Before we get into the detail of specific models (in the next feature); a few general guidelines by way of introduction:
First thing to remember is that most – but not all – grey bikes are second hand. So approach a prospect with the same care and suspicion as you would any other second-hand bike. Or second-car, for that matter - the same principles apply. If you have never bought a second-hand bike before, ask someone who knows the business, or is at least cynical, to accompany you. There is no reason to believe that Japanese don’t neglect and abuse their bikes too - so check for crash damage, the condition of the tyres, brakes, chain and sprockets, etc.
What can you afford? Banks and other financial institutions treat grey bikes just like any other bike, so getting finance is usually no problem. As is the case for insurance. But be careful not to pay too much for what might essentially be an old bike. It is common for dealers to sell bikes based on first year of South African registration, instead of year of manufacture (model year). For example; a dealer in Cape Town has offered a Kawasaki GPZ400 (circa late 80s and going for R10 000 – R12 000 on average) for R22 000, based on the fact that it had just landed in the country and was therefore “new”. Even very clean with low mileage, the bike was still not worth that much.
Grey bikes seem to be synonymous with the 400cc capacity market, and to a lesser extent, 250cc. It is therefore easy to assume bigger bikes won’t be grey imports, but although fewer in numbers, the Honda CBR750 and Suzuki Bandit 750 are popular grey bikes
At the point of sale/auction in Japan, grey bikes are categorized into one of three classes based on condition: A – engine and body/chassis in good condition, B – engine good, but body/chassis isn’t, C – both engine and body/chassis in bad condition. After a valet service, a category C bike might look rather attractive, and a dealer might “neglect” to mention its problems.
Even if the dealer is honest, remember that if the dealer could fix the bike cost-effectively, he probably would have done so. So you won’t be able to. Walk away.
Some dealers sell category C a bike straight out of the crate without even dusting it off. Not only might it not be roadworthy, but also it may need a service before you ride it. It does not matter how cheap the bike seems, remember, it first stood for a while (years perhaps) in a warehouse in Japan, so the petrol in the tank has probably crystallised, the carburettors seized, tyres perished, the battery will be flat. Then it spent weeks at sea in transportation; the sea-air having corroded a few bits, like fasteners and brake disks. Damages to fairings, mirrors and indicators during transit is also common.
On the subject of dealers, some have been around for a while, and have gained reputations – not all of which are good. Ask around and get references.
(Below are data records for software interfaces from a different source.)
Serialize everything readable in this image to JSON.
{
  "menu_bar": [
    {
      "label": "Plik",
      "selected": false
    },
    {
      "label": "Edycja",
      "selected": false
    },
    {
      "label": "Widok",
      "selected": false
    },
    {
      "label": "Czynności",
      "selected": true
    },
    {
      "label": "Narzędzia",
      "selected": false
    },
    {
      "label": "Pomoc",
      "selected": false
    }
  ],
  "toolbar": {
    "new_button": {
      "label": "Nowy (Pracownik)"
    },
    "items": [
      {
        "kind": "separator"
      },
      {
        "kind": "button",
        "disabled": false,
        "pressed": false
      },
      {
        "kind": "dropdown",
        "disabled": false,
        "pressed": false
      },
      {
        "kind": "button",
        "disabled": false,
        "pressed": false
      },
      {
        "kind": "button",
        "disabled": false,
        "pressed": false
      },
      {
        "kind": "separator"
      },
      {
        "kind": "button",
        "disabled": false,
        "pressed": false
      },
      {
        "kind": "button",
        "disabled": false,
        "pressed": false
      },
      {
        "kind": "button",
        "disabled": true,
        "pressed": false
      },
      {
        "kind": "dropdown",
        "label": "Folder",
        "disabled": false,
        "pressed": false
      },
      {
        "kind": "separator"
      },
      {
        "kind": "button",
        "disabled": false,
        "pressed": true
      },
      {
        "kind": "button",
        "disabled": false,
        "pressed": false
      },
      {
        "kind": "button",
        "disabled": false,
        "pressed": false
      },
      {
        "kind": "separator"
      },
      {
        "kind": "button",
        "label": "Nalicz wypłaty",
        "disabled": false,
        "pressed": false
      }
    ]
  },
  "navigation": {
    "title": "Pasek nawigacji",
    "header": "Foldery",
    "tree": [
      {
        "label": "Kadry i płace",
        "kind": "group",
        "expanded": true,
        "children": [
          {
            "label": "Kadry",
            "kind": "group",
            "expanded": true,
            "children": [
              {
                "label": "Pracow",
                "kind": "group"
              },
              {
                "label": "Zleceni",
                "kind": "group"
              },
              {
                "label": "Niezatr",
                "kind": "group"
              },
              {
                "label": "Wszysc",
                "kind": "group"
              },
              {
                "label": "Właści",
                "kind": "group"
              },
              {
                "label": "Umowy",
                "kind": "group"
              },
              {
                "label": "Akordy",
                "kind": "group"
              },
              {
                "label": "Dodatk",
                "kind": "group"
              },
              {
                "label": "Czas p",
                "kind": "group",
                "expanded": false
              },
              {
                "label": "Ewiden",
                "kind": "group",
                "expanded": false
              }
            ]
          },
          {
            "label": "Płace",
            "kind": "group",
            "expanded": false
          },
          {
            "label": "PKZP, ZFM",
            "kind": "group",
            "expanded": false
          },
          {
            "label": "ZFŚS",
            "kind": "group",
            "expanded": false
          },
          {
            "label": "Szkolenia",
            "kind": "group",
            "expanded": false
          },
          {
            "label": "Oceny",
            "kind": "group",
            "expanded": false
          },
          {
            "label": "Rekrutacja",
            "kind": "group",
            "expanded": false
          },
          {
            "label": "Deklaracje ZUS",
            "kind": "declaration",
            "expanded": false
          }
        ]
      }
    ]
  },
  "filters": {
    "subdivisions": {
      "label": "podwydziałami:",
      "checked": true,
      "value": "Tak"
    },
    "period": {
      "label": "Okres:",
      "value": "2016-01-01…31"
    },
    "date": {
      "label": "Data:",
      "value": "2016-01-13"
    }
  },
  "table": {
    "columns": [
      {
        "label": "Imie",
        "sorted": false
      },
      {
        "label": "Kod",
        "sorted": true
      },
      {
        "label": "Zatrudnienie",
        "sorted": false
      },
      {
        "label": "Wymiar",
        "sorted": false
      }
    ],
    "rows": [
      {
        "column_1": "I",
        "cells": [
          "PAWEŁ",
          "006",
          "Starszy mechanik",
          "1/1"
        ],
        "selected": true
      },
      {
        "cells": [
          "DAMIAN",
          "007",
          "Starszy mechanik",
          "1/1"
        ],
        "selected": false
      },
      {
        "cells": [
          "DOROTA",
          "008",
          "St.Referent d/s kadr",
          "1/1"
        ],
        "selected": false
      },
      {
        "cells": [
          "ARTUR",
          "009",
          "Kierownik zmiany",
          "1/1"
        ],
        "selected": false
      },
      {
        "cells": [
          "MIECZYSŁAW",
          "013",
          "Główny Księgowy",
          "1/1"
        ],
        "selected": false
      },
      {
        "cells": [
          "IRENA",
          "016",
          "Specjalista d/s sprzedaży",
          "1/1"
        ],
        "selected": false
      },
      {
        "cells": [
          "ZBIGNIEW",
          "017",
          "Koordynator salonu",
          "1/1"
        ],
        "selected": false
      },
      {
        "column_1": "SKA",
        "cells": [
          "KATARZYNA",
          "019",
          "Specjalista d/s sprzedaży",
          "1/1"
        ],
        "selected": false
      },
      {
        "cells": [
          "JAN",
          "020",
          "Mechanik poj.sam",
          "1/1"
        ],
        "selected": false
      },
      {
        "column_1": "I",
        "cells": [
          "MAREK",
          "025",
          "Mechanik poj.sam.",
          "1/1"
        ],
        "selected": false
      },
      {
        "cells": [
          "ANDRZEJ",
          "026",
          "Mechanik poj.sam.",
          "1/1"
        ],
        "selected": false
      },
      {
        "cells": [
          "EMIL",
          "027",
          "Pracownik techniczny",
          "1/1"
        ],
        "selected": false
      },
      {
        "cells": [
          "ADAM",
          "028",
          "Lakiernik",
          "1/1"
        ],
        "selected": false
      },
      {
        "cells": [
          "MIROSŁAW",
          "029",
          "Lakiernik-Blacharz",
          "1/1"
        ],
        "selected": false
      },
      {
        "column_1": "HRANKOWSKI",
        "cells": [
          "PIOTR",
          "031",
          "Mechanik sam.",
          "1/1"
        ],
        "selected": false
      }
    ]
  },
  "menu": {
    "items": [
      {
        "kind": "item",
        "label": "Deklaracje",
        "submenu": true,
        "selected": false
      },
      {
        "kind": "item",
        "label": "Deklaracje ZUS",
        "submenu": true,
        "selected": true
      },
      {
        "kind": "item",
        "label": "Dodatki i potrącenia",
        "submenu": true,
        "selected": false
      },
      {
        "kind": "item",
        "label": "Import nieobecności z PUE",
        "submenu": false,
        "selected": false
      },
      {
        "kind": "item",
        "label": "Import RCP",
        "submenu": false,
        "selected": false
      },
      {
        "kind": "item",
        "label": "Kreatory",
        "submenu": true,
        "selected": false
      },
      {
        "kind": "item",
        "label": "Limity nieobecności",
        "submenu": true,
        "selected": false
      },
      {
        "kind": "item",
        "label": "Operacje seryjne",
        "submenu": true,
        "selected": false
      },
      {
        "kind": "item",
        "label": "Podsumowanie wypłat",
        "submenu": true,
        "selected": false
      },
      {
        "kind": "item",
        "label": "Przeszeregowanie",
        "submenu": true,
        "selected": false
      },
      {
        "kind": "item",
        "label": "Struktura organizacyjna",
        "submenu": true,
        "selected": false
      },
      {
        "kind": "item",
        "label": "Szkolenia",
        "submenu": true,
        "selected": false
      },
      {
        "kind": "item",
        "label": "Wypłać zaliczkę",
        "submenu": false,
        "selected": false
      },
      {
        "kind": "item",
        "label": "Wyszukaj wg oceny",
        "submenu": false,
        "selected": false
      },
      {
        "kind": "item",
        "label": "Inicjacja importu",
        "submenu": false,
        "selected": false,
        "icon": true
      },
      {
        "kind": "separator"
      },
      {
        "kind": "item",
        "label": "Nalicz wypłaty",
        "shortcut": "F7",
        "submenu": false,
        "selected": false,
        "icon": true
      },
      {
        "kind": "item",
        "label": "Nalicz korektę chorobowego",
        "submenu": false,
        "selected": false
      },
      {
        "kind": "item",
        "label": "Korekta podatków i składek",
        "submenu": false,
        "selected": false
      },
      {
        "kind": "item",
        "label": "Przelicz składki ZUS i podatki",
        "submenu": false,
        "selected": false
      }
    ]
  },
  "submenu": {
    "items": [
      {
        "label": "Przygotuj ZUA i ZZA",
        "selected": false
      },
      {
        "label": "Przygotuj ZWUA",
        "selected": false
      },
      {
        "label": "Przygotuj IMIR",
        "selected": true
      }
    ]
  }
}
Stick with popular models. Parts availability is a nightmare on unknown bikes.
If affordability is a serious consideration, will you be able to do you own maintenance? Some bikes have service manuals, some not. Check. Bikes officially imported into the UK will have English manuals available, such as the VFR 400, ZXR400, etc.
Grey bikes are known for their soft suspensions. Therefore the bikes feel soggy if you are a little heavy of build, but rest assured, this is normal. The cheapest way to deal with that is to wind the suspension settings to maximum, but ideally you want to install stiffer springs with the damping adjusted to suit.
According to law, all vehicles in Japan are restricted to a top speed of 180 km/h. There are various ways of de-restriction depending on the bike, some labour-intensive and costly. Ask yourself if the de-restriction is worth the effort. How often will you go beyond 180 km/h? And where?
Original article from Car